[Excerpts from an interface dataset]
-----
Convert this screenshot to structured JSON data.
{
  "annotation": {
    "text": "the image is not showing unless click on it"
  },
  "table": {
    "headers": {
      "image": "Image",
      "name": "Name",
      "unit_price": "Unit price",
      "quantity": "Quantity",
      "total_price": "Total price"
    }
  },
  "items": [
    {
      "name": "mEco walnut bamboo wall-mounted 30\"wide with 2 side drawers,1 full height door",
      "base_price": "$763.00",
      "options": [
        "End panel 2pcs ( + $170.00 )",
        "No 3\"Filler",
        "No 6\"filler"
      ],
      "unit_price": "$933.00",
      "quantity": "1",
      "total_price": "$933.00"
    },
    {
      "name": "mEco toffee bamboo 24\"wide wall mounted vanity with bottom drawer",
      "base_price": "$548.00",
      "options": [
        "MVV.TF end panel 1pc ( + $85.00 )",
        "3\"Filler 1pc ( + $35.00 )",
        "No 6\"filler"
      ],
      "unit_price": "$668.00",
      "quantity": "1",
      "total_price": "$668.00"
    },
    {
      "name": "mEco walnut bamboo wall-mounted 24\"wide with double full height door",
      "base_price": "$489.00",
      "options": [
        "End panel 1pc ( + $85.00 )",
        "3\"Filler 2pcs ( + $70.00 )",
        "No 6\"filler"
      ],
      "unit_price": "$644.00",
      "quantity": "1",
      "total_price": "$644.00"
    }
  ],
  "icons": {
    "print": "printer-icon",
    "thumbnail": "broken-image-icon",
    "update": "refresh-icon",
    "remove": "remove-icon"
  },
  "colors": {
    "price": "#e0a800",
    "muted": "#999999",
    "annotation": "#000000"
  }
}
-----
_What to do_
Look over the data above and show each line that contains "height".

_Reply_
      "name": "mEco walnut bamboo wall-mounted 30\"wide with 2 side drawers,1 full height door",
      "name": "mEco walnut bamboo wall-mounted 24\"wide with double full height door",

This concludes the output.